Let your child pick their own frames. They will enjoy wearing something they like and will feel a part of the process. Give them ownership of those eyeglasses. Have them pick out their own case and then help them to decorate it.

Make sure they fit

Make sure that their frames fit correctly. They aren’t meant to “grow into” their glasses and they won’t want to keep them on if they aren’t comfortable. Even if they feel fine when leaving the eye center, your child may find them awkward or distressing once home. Come right back into a vision center near you and we will adjust them. Through the life of your eyeglasses, we offer unlimited free cleaning and adjustments.

Show them

Show your child the difference their glasses make in their ability to see. Take them outside to look at the trees with and without their specs. Have them perform a favorite activity. Encourage them to notice how much easier it is to see the whiteboard or read their books.

Develop a fun routine

Give the glasses their own designated spot and develop a daily routine. Add eye care to their morning and evening procedure between brushing their teeth and lights out. Make sure they have the tools necessary to clean their spectacles each morning and on the go. For toddlers, have them say goodmorning and goodnight to their glasses or “wake them up” and tuck them into bed. Their eyeglasses should become their new trusted companion.

Stay Positive

Give them compliments when they wear their glasses. Use positive reinforcement, like a gold star or an extra treat when they stick to their routine independently or wear their glasses all day.

Participate and celebrate

Put your own glasses on and start a Spectacles Club with your child. If you don’t wear glasses, pick up a pair of empty or clear frames to wear together. Or have an eyeglasses themed party to celebrate your child’s new accessory. Have pairs of fake glasses for all your child’s friends to don for the event.

Be Patient

Your child may love their glasses or they may not, but they will eventually discover the benefits of wearing them. Remain calm and caring during the process and they will find it easier to adapt.

Ask your eye doctor for more tips!

Your personal eye doctor will be able to give you even more tips on how to make the transition a positive one.

Contact your local Lafayette or Longmont eye doctor to make an appointment for your child today! 

 

References

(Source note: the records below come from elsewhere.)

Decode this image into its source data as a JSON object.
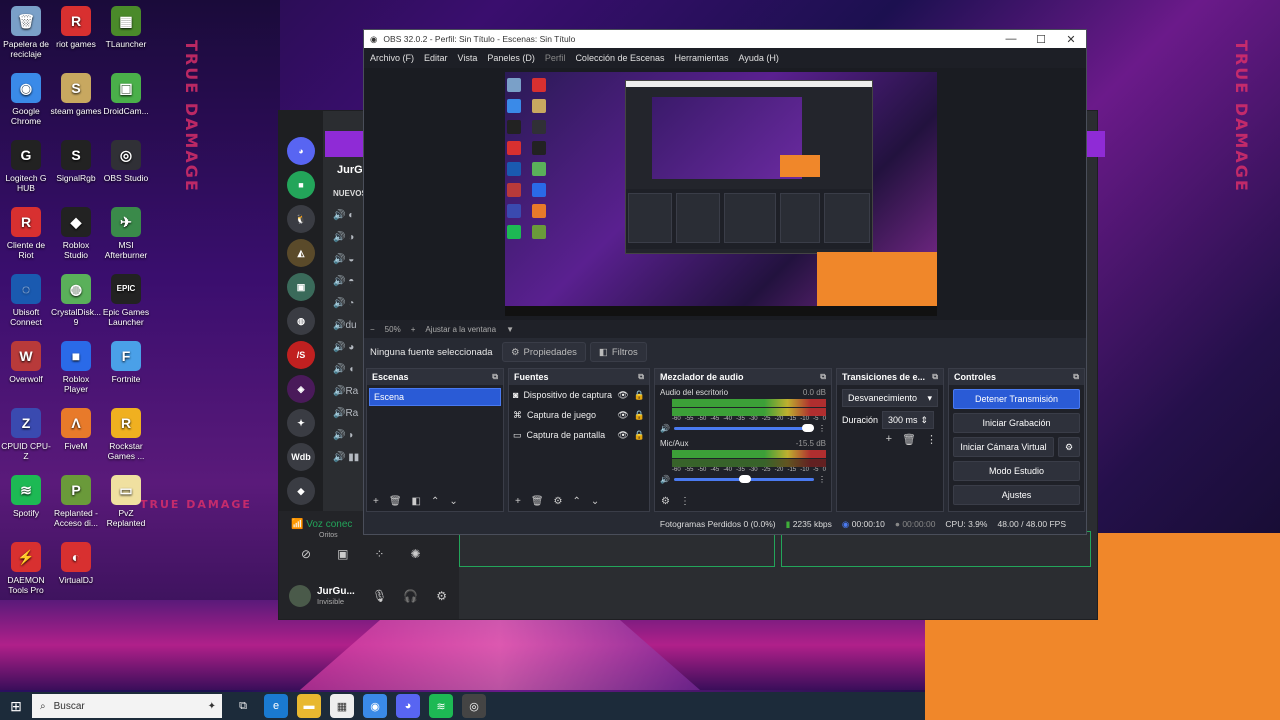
{
  "desktop": {
    "icons": [
      {
        "label": "Papelera de reciclaje",
        "glyph": "🗑",
        "color": "#7aa0c8"
      },
      {
        "label": "riot games",
        "glyph": "R",
        "color": "#d83030"
      },
      {
        "label": "TLauncher",
        "glyph": "▦",
        "color": "#4a8a2a"
      },
      {
        "label": "Google Chrome",
        "glyph": "◉",
        "color": "#3a8ae8"
      },
      {
        "label": "steam games",
        "glyph": "S",
        "color": "#c8a860"
      },
      {
        "label": "DroidCam...",
        "glyph": "▣",
        "color": "#4ab04a"
      },
      {
        "label": "Logitech G HUB",
        "glyph": "G",
        "color": "#222"
      },
      {
        "label": "SignalRgb",
        "glyph": "S",
        "color": "#222"
      },
      {
        "label": "OBS Studio",
        "glyph": "◎",
        "color": "#303036"
      },
      {
        "label": "Cliente de Riot",
        "glyph": "R",
        "color": "#d83030"
      },
      {
        "label": "Roblox Studio",
        "glyph": "◆",
        "color": "#222"
      },
      {
        "label": "MSI Afterburner",
        "glyph": "✈",
        "color": "#3a8a4a"
      },
      {
        "label": "Ubisoft Connect",
        "glyph": "◌",
        "color": "#1a5ab0"
      },
      {
        "label": "CrystalDisk... 9",
        "glyph": "◍",
        "color": "#5ab05a"
      },
      {
        "label": "Epic Games Launcher",
        "glyph": "EPIC",
        "color": "#222"
      },
      {
        "label": "Overwolf",
        "glyph": "W",
        "color": "#b83a3a"
      },
      {
        "label": "Roblox Player",
        "glyph": "■",
        "color": "#2a6ae8"
      },
      {
        "label": "Fortnite",
        "glyph": "F",
        "color": "#4aa0e8"
      },
      {
        "label": "CPUID CPU-Z",
        "glyph": "Z",
        "color": "#3a4ab0"
      },
      {
        "label": "FiveM",
        "glyph": "Λ",
        "color": "#e87a2a"
      },
      {
        "label": "Rockstar Games ...",
        "glyph": "R",
        "color": "#f0b020"
      },
      {
        "label": "Spotify",
        "glyph": "≋",
        "color": "#1db954"
      },
      {
        "label": "Replanted - Acceso di...",
        "glyph": "P",
        "color": "#6a9a3a"
      },
      {
        "label": "PvZ Replanted",
        "glyph": "▭",
        "color": "#f0e0a0"
      },
      {
        "label": "DAEMON Tools Pro",
        "glyph": "⚡",
        "color": "#d83030"
      },
      {
        "label": "VirtualDJ",
        "glyph": "◐",
        "color": "#d83030"
      }
    ],
    "wall_texts": [
      "TRUE DAMAGE",
      "TRUE DAMAGE",
      "TRUE DAMAGE"
    ]
  },
  "discord": {
    "server_name": "JurGu...",
    "section": "NUEVOS",
    "channel_du": "du",
    "channel_ra1": "Ra",
    "channel_ra2": "Ra",
    "voice_status": "Voz conec",
    "voice_sub": "Oritos",
    "user_name": "JurGu...",
    "user_status": "Invisible",
    "wdb": "Wdb"
  },
  "obs": {
    "title": "OBS 32.0.2 - Perfil: Sin Título - Escenas: Sin Título",
    "menu": [
      "Archivo (F)",
      "Editar",
      "Vista",
      "Paneles (D)",
      "Perfil",
      "Colección de Escenas",
      "Herramientas",
      "Ayuda (H)"
    ],
    "zoom": "50%",
    "fit_label": "Ajustar a la ventana",
    "no_source": "Ninguna fuente seleccionada",
    "properties": "Propiedades",
    "filters": "Filtros",
    "docks": {
      "scenes": "Escenas",
      "sources": "Fuentes",
      "mixer": "Mezclador de audio",
      "transitions": "Transiciones de e...",
      "controls": "Controles"
    },
    "scene_item": "Escena",
    "sources": [
      "Dispositivo de captura",
      "Captura de juego",
      "Captura de pantalla"
    ],
    "mixer_channels": [
      {
        "name": "Audio del escritorio",
        "db": "0.0 dB",
        "volume": 1.0
      },
      {
        "name": "Mic/Aux",
        "db": "-15.5 dB",
        "volume": 0.55
      }
    ],
    "scale": [
      "-60",
      "-55",
      "-50",
      "-45",
      "-40",
      "-35",
      "-30",
      "-25",
      "-20",
      "-15",
      "-10",
      "-5",
      "0"
    ],
    "transition": "Desvanecimiento",
    "duration_label": "Duración",
    "duration": "300 ms",
    "controls": {
      "stop_stream": "Detener Transmisión",
      "start_record": "Iniciar Grabación",
      "virtual_cam": "Iniciar Cámara Virtual",
      "studio_mode": "Modo Estudio",
      "settings": "Ajustes"
    },
    "status": {
      "dropped": "Fotogramas Perdidos 0 (0.0%)",
      "bitrate": "2235 kbps",
      "stream_time": "00:00:10",
      "rec_time": "00:00:00",
      "cpu": "CPU: 3.9%",
      "fps": "48.00 / 48.00 FPS"
    }
  },
  "taskbar": {
    "search_placeholder": "Buscar"
  },
  "colors": {
    "accent_blue": "#2a5bd6",
    "orange": "#f0872a",
    "obs_bg": "#272a33"
  }
}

https://www.indystar.com/story/news/health/2019/12/02/myopia-nearsightedness-kids-doubles-screen-use-alone-likely-not-blame/4272500002/

https://www.ouh.nhs.uk/patient-guide/leaflets/files/64762Pglasses.pdf